AIM OF THE EXERCISE » Search the entries for the word "this" and return every line where it is found.

SOURCE DATA »

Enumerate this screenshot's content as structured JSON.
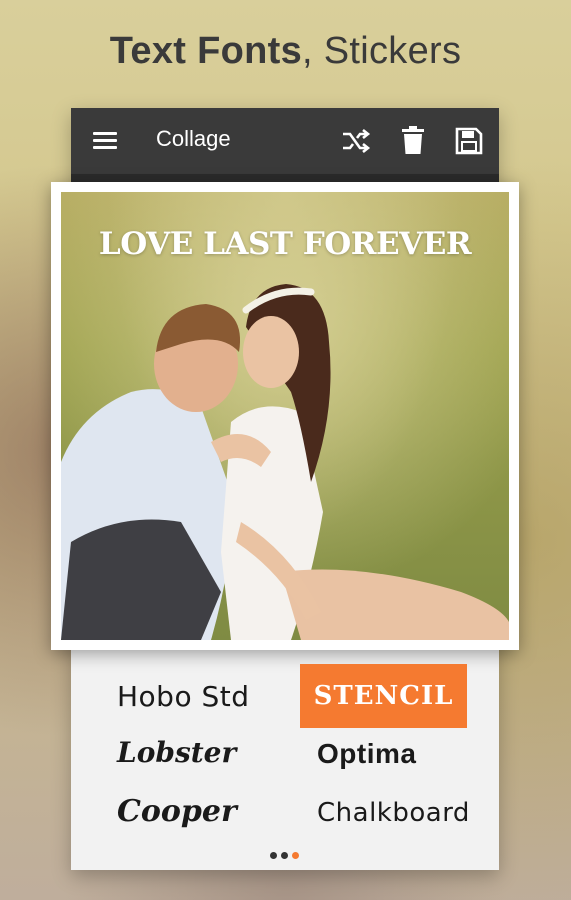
{
  "headline": {
    "bold": "Text Fonts",
    "rest": ", Stickers"
  },
  "toolbar": {
    "title": "Collage"
  },
  "photo": {
    "overlay_text": "LOVE LAST FOREVER"
  },
  "fonts": {
    "items": [
      {
        "label": "Hobo Std",
        "selected": false
      },
      {
        "label": "STENCIL",
        "selected": true
      },
      {
        "label": "Lobster",
        "selected": false
      },
      {
        "label": "Optima",
        "selected": false
      },
      {
        "label": "Cooper",
        "selected": false
      },
      {
        "label": "Chalkboard",
        "selected": false
      }
    ]
  },
  "pagination": {
    "total": 3,
    "active_index": 2
  },
  "colors": {
    "toolbar": "#3a3a3a",
    "accent": "#f57a30",
    "panel": "#f2f2f2"
  },
  "icons": {
    "menu": "menu-icon",
    "shuffle": "shuffle-icon",
    "delete": "trash-icon",
    "save": "save-icon"
  }
}
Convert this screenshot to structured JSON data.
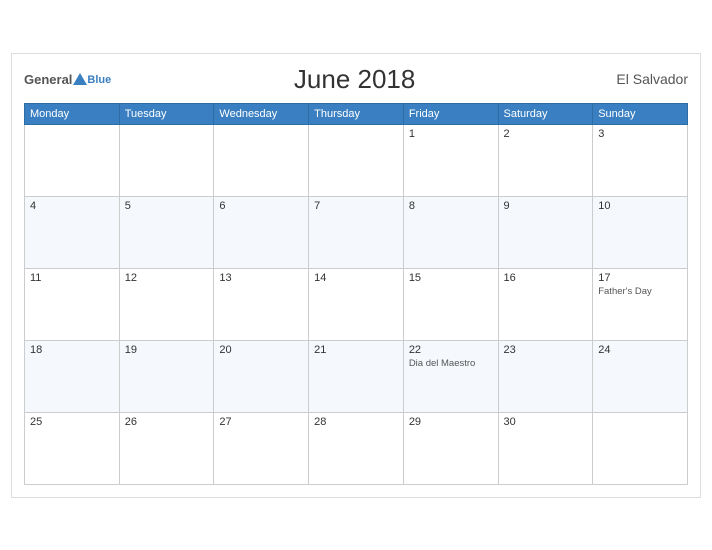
{
  "header": {
    "logo_general": "General",
    "logo_blue": "Blue",
    "title": "June 2018",
    "country": "El Salvador"
  },
  "weekdays": [
    "Monday",
    "Tuesday",
    "Wednesday",
    "Thursday",
    "Friday",
    "Saturday",
    "Sunday"
  ],
  "weeks": [
    [
      {
        "day": "",
        "event": ""
      },
      {
        "day": "",
        "event": ""
      },
      {
        "day": "",
        "event": ""
      },
      {
        "day": "",
        "event": ""
      },
      {
        "day": "1",
        "event": ""
      },
      {
        "day": "2",
        "event": ""
      },
      {
        "day": "3",
        "event": ""
      }
    ],
    [
      {
        "day": "4",
        "event": ""
      },
      {
        "day": "5",
        "event": ""
      },
      {
        "day": "6",
        "event": ""
      },
      {
        "day": "7",
        "event": ""
      },
      {
        "day": "8",
        "event": ""
      },
      {
        "day": "9",
        "event": ""
      },
      {
        "day": "10",
        "event": ""
      }
    ],
    [
      {
        "day": "11",
        "event": ""
      },
      {
        "day": "12",
        "event": ""
      },
      {
        "day": "13",
        "event": ""
      },
      {
        "day": "14",
        "event": ""
      },
      {
        "day": "15",
        "event": ""
      },
      {
        "day": "16",
        "event": ""
      },
      {
        "day": "17",
        "event": "Father's Day"
      }
    ],
    [
      {
        "day": "18",
        "event": ""
      },
      {
        "day": "19",
        "event": ""
      },
      {
        "day": "20",
        "event": ""
      },
      {
        "day": "21",
        "event": ""
      },
      {
        "day": "22",
        "event": "Dia del Maestro"
      },
      {
        "day": "23",
        "event": ""
      },
      {
        "day": "24",
        "event": ""
      }
    ],
    [
      {
        "day": "25",
        "event": ""
      },
      {
        "day": "26",
        "event": ""
      },
      {
        "day": "27",
        "event": ""
      },
      {
        "day": "28",
        "event": ""
      },
      {
        "day": "29",
        "event": ""
      },
      {
        "day": "30",
        "event": ""
      },
      {
        "day": "",
        "event": ""
      }
    ]
  ]
}
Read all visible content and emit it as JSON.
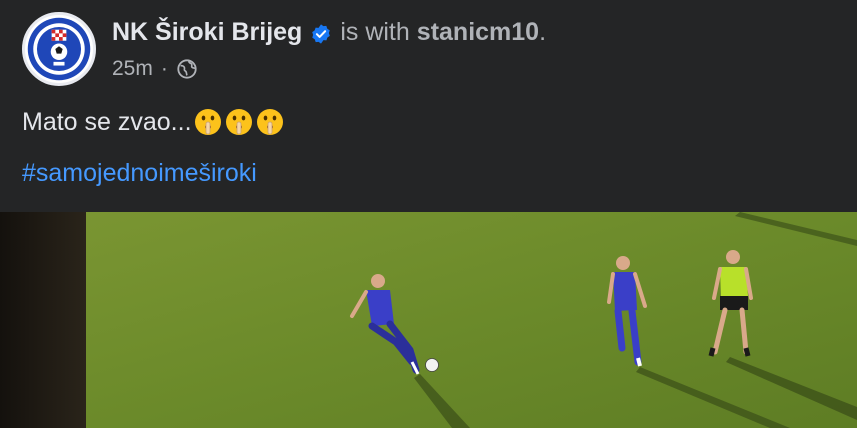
{
  "post": {
    "page_name": "NK Široki Brijeg",
    "with_text": "is with",
    "tagged_user": "stanicm10",
    "period": ".",
    "time": "25m",
    "dot": "·",
    "audience_icon": "globe-icon",
    "verified_icon": "verified-badge-icon",
    "text": "Mato se zvao...",
    "emoji_icon": "shushing-face-emoji",
    "emoji_count": 3,
    "hashtag": "#samojednoimeširoki"
  },
  "colors": {
    "background": "#242526",
    "primary_text": "#e4e6eb",
    "secondary_text": "#b0b3b8",
    "link": "#4599ff",
    "verified": "#1877f2",
    "pitch": "#6f8a2b",
    "kit": "#3a3fc8",
    "referee": "#b8e02a"
  },
  "media": {
    "type": "video",
    "icon": "video-frame"
  }
}
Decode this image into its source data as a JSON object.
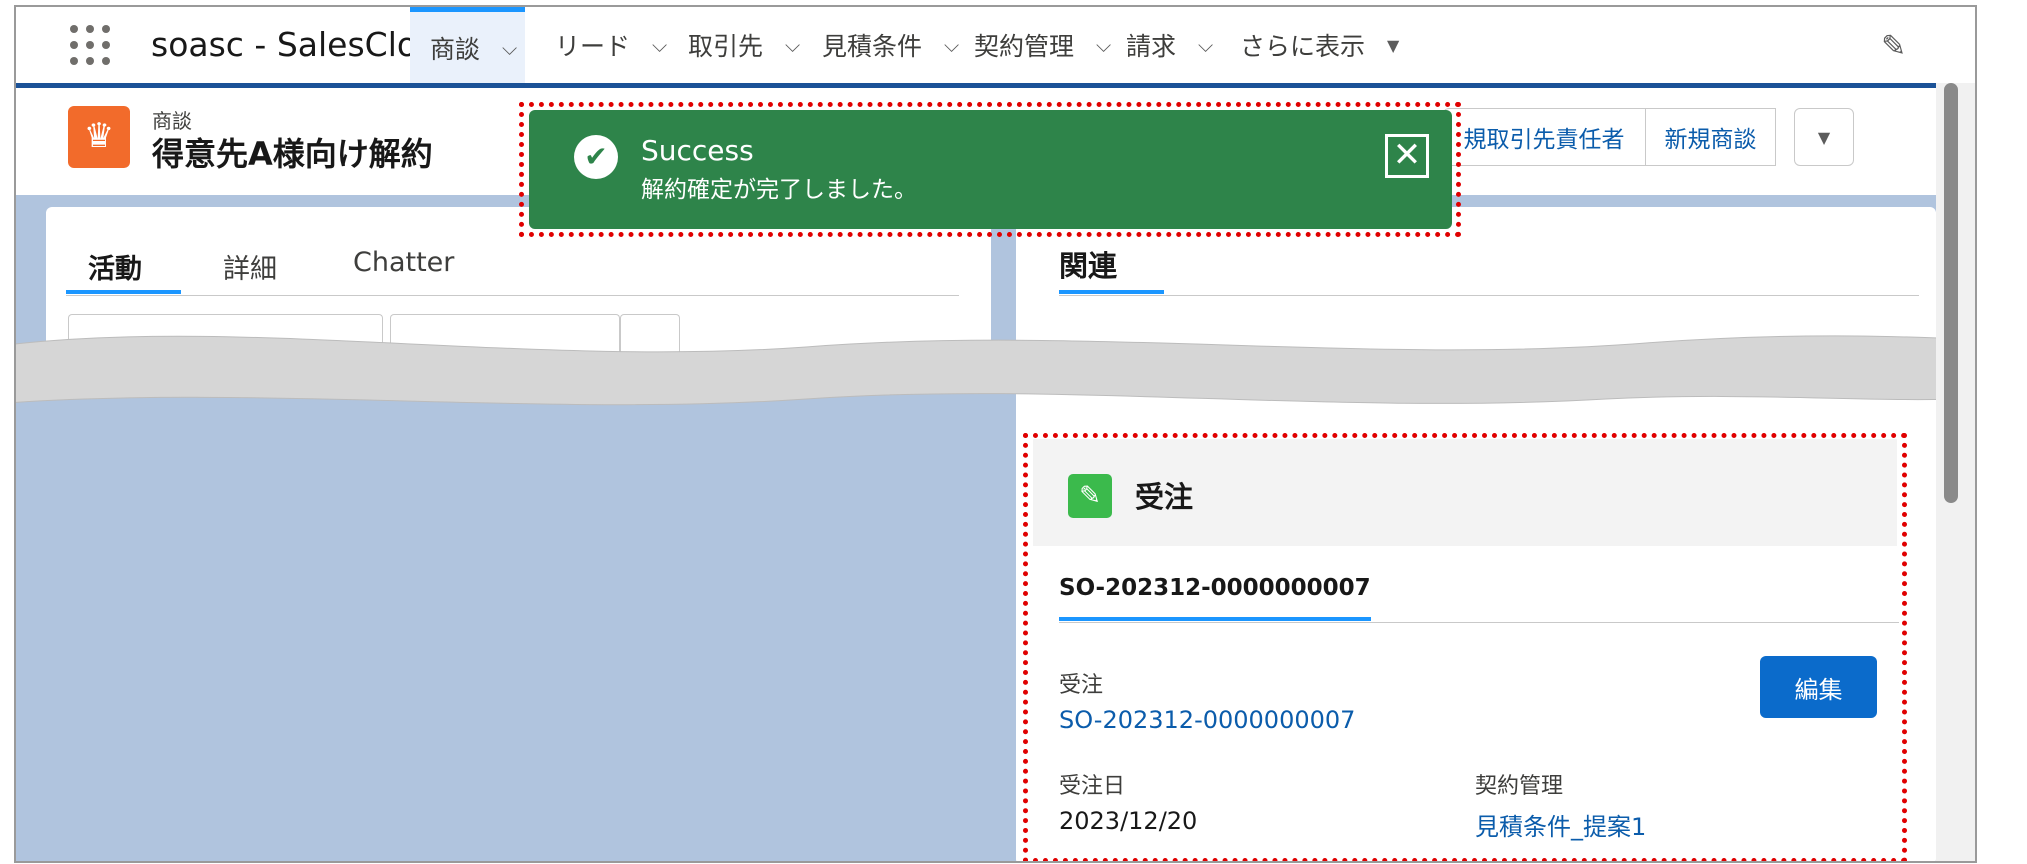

EXERCISE RESULT »
Enumerate this screenshot's content as structured JSON.
Convert this screenshot to structured JSON data.
Decode this image into its source data as a JSON object.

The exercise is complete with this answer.